Alash Orda is the autonomous Kazakh government established by the liberal-nationalist Alash party in December 1917. Alash was the mythical ancestor of the Kazakhs, and Alash Orda (Horde of Alash) long served as their traditional battle cry. His name was adopted by the Kazakh nationalist journal, Alash, that was published by secularist Kazakh intellectuals for twenty-two issues, from November 26, 1916, to May 25, 1917. Alash Orda then was taken as the name of a political party founded in March 1917 by a group of moderate, upper-class Kazakh nationalists. Among others, they included Ali Khan Bukeykhanov, Ahmed Baytursun, Mir Yakub Dulatov, Oldes Omerov, Magzhan Zhumabayev, H. Dosmohammedov, Mohammedzhan Tynyshbayev, and Abdul Hamid Zhuzhdybayev. Initially, the party's program resembled that of the Russian Constitutional-Democrats (Kadets), but with a strong admixture of Russian Menshevik (Social Democrat) and Socialist-Revolutionary (SR) ideas. Despite later Soviet charges, it was relatively progressive on social issues and demanded the creation of an autonomous Kazakh region. This program was propagated in the newspaper Qazaq (Kazakh ), published in Orenburg. The paper had a circulation of about eight thousand until it was closed by the Communists in March 1918.
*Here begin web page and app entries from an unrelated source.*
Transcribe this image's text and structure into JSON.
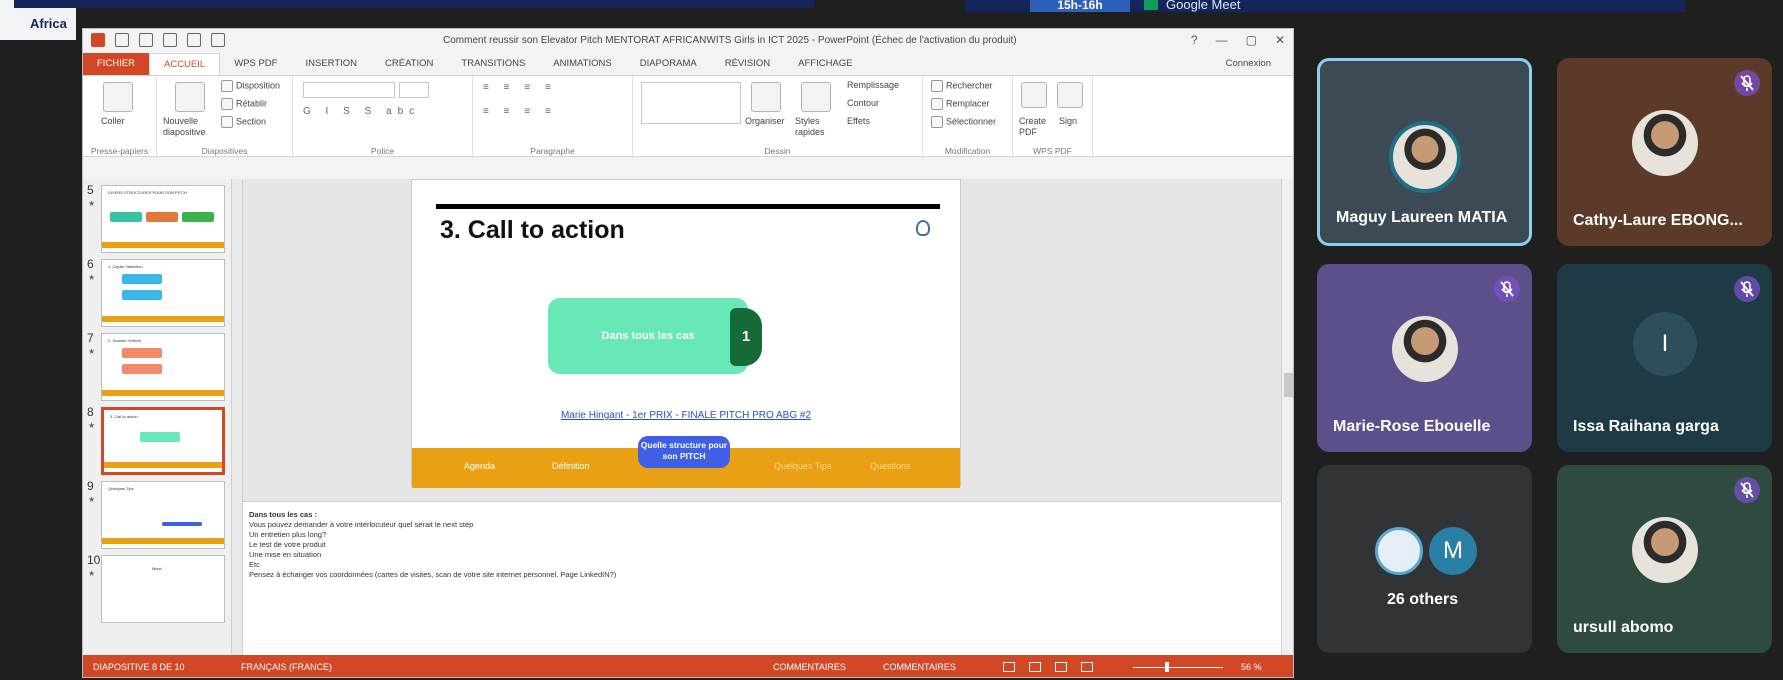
{
  "website": {
    "partial_label": "Africa",
    "time_badge": "15h-16h",
    "meet_badge": "Google Meet"
  },
  "powerpoint": {
    "window_title": "Comment reussir son Elevator Pitch MENTORAT AFRICANWITS Girls in ICT 2025 - PowerPoint (Échec de l'activation du produit)",
    "window_controls": [
      "?",
      "—",
      "▢",
      "✕"
    ],
    "tabs": [
      "FICHIER",
      "ACCUEIL",
      "WPS PDF",
      "INSERTION",
      "CRÉATION",
      "TRANSITIONS",
      "ANIMATIONS",
      "DIAPORAMA",
      "RÉVISION",
      "AFFICHAGE"
    ],
    "active_tab": "ACCUEIL",
    "connexion": "Connexion",
    "ribbon": {
      "groups": [
        {
          "label": "Presse-papiers",
          "buttons": [
            "Coller"
          ]
        },
        {
          "label": "Diapositives",
          "buttons": [
            "Nouvelle diapositive",
            "Disposition",
            "Rétablir",
            "Section"
          ]
        },
        {
          "label": "Police",
          "buttons": []
        },
        {
          "label": "Paragraphe",
          "buttons": []
        },
        {
          "label": "Dessin",
          "buttons": [
            "Organiser",
            "Styles rapides",
            "Remplissage",
            "Contour",
            "Effets"
          ]
        },
        {
          "label": "Modification",
          "buttons": [
            "Rechercher",
            "Remplacer",
            "Sélectionner"
          ]
        },
        {
          "label": "WPS PDF",
          "buttons": [
            "Create PDF",
            "Sign"
          ]
        }
      ]
    },
    "thumbnails": [
      {
        "num": "5",
        "title": "DIVERS STRUCTURES POUR SON PITCH"
      },
      {
        "num": "6",
        "title": "1. Capter l'attention"
      },
      {
        "num": "7",
        "title": "2. Susciter l'intérêt"
      },
      {
        "num": "8",
        "title": "3. Call to action"
      },
      {
        "num": "9",
        "title": "Quelques Tips"
      },
      {
        "num": "10",
        "title": "Merci"
      }
    ],
    "selected_slide": "8",
    "slide": {
      "heading": "3. Call to action",
      "card_text": "Dans tous les cas",
      "card_number": "1",
      "link": "Marie Hingant - 1er PRIX - FINALE PITCH PRO ABG #2",
      "bottom_nav": [
        "Agenda",
        "Définition",
        "Quelques Tips",
        "Questions"
      ],
      "active_pill": "Quelle structure pour son PITCH"
    },
    "notes": {
      "heading": "Dans tous les cas :",
      "lines": [
        "Vous pouvez demander à votre interlocuteur quel serait le next step",
        "Un entretien plus long?",
        "Le test de votre produit",
        "Une mise en situation",
        "Etc",
        "Pensez à échanger vos coordonnées (cartes de visites, scan de votre site internet personnel, Page LinkedIN?)"
      ]
    },
    "status": {
      "slide_count": "DIAPOSITIVE 8 DE 10",
      "language": "FRANÇAIS (FRANCE)",
      "comments1": "COMMENTAIRES",
      "comments2": "COMMENTAIRES",
      "zoom": "56 %"
    }
  },
  "meet": {
    "participants": [
      {
        "name": "Maguy Laureen MATIA",
        "muted": false,
        "active_speaker": true,
        "bg": "#3b4a55"
      },
      {
        "name": "Cathy-Laure EBONG...",
        "muted": true,
        "active_speaker": false,
        "bg": "#5b3a29"
      },
      {
        "name": "Marie-Rose Ebouelle",
        "muted": true,
        "active_speaker": false,
        "bg": "#5c4f8a"
      },
      {
        "name": "Issa Raihana garga",
        "muted": true,
        "active_speaker": false,
        "bg": "#1e3a44",
        "initial": "I"
      },
      {
        "name": "26 others",
        "muted": false,
        "active_speaker": false,
        "bg": "#303436",
        "initial": "M"
      },
      {
        "name": "ursull abomo",
        "muted": true,
        "active_speaker": false,
        "bg": "#2f4a3f"
      }
    ]
  },
  "colors": {
    "ppt_accent": "#d24726",
    "slide_orange": "#e9a113",
    "slide_green": "#68e8b7",
    "meet_active_border": "#8ad2ec"
  }
}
After March 1917, Alash Orda's leaders dominated Kazakh politics. They convened a Second All-Kirgiz (Kazakh) Congress in Orenburg from December 18 through December 26, 1917. On December 23, this congress proclaimed the autonomy of the Kazakh steppes under two Alash Orda governments. One, centered at the village of Zhambeitu and encompassing the western region, was headed by Dosmohammedov. The second, headed by Ali Khan Bukeykhanov, governed the eastern region from Semipalatinsk. Both began as strongly anti-Communist and supported the anti-Soviet forces that were rallying around the Russian Constituent Assembly (Komuch): the Orenburg Cossacks and the Bashkirs of Zeki Velidi Togan. In time, however, the harsh minority policies of Siberia's White Russian leader, Admiral Alexander Vasilievich Kolchak, alienated the Kazakh leaders. Alash Orda's leaders then sought to achieve their goals by an alignment with Moscow. Accepting Mikhail Vasilievich Frunze's November 1919 promise of amnesty, most Kazakh leaders recognized Soviet power on December 10, 1919. After further negotiations, the Kirgiz Revolutionary Committee (Revkom) formally abolished Alash Orda's institutional network in March 1920. Many Alash leaders then joined the Communist Party and worked for Soviet Kazakhstan, only to perish during Stalin's purges of the 1930s. After 1990 the name "Alash" reappeared, but as the title of a small Kazakh pan-Turkic and Pan-Islamic party and its journal.
See also: central asia; kazakhstan and kazakhs; nationalism in the soviet union
Jackson, George, and Devlin, Robert, eds. (1989). Dictionary of the Russian Revolution. Westport, CT: Greenwood.
Olcott, Martha Brill. (1995). The Kazakhs, 2nd ed. Stanford, CA: Stanford University Press.
Wheeler, Geoffrey. (1964). The Modern History of Soviet Central Asia. London: Weidenfeld and Nicolson.
David R. Jones